There is a thunderous silence. Two people with wounded vanities stare each other down. Theo clears his throat awkwardly, undoubtedly wondering what we could possibly be talking about. We snap out of our death stares.
“Well,” Rose says at a normal volume. “I’m going to mingle. I believe that’s Conor Fleming over there, speaking with Ward.”
Before I can stop myself, my head snaps in the direction of the editor. He’s conversing with a wizard wearing horn-rimmed glasses and a tweed suit. My heart skips a beat. Conor Fleming, the editor of The Oracle Underground, is here?
Rose says offhandedly, “You know, I hear they have a position opening soon... I really must go chat with him.” Flashing one last smile she plunges into the crowd. I watch as she makes her way to the two men. Is she seriously doing this? As far as I knew, she was content at Witch Weekly. Surely she wouldn’t pursue a job opening solely because I want it…
Then again, it is Rose.
An elderly man approaches the cheese spread, bringing a monocle to his eye. “Now, darling,” he begins in a posh accent, and I visibly tense. “Which of these is the most piquant?”
“Oh, sod off! They all taste like cheese!” I shout.
“I say!” He uprights himself with utmost indignity. I ignore him as he turns away in a huff, but not before grabbing a wheel of brie. Theo is staring in horror. “Sorry,” I grumble when I notice him backing away, “I don’t know what’s gotten into me.” I stare acidly into the crowd, where Rose, Ward and Fleming are engaged in what appears to be stimulating conversation.
It isn’t until later, when the small awards ceremony commences, that I understand Rose’s words: Blakeslee wanted to express her congratulations for my most recent work. When the spokesperson for the Wizarding Newspaper Association calls out the winner for Best Celebrity Interview, I drop the bottle of champagne I was holding. Luckily, Theo was paying attention—with the flick of his wand the bottle freezes midair. But I barely even notice.
Rose Zeller is receiving an award for my work.
The room is sounding with applause as she rises from her table, smiling. I see her cross the small stage to shake hands with the WNA spokesperson. He offers a brief speech, explaining the hard work she put in; the fresh and unique tone that stands out amidst other celebrity interviews. The crowd laughs appropriately at the anecdote that she knew nothing about Quidditch beforehand. At their table, Mr. Ward and Conor Fleming have their heads together, murmuring approvingly.
“That’s it,” I say suddenly.
Theo, cramming a handful of spinach puffs into his mouth, looks at me warily. “What’s it?”

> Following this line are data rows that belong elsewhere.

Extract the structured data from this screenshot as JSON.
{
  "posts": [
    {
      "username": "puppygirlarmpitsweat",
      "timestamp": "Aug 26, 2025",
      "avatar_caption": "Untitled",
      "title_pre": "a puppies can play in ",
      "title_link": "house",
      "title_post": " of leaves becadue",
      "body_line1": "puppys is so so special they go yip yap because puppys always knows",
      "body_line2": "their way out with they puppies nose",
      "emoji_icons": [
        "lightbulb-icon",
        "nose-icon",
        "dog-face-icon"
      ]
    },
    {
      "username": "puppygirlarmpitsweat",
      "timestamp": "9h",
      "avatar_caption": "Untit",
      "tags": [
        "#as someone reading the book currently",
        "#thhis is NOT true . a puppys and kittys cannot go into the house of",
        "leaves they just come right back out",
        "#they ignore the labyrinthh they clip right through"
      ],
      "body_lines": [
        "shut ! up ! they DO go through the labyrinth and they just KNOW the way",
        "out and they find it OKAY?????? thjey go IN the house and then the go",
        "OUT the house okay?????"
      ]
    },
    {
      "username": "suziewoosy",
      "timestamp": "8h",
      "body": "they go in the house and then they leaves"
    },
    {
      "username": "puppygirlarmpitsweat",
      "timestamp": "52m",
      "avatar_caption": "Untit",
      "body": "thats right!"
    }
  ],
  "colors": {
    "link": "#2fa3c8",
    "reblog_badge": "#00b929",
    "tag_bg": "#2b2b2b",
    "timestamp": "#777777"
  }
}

I rip off my bowtie and slam it onto his chest. “Mind the table for me, Theo. I’m going to find Blakeslee.”
“What, now?” he says incredulously. “You don’t really want me to wear the bowtie…?”
I strut into the sea of tables with the burning desire for revenge and resurrection like I’ve never felt before. (God, is this really how people talk after just one chapter of Gwendolyn Phire?) From behind me Theo tries weakly, “Maybe now’s not the best time…”
“It’s as good as any,” I say. “There’s something she needs to know.”
Author's Note: Phew! Quite a long chapter, and I'm sorry if it got a bit tiresome! But I really wanted to end it where I did, and to have some Edie♥Lisa time. (Really I just want to change everyone's minds about Lisa and make you love her!) I decided at the last minute to add in the scene from the gala. You lovely readers made me feel so guilty about giving Edie such a hard time, so I decided she deserved to exact a little revenge ;3
Alright! So, what do we think? Is Edie going to far? Is she even going to tell Blakeslee, or is something going to get in the way? Did anyone miss Theo and Mildred? ;D
And another gorgeous chapter image by inspector. at TDA!
Previous Chapter Next Chapter
Other Similar Stories
The Peanut G...
Rest of Our ...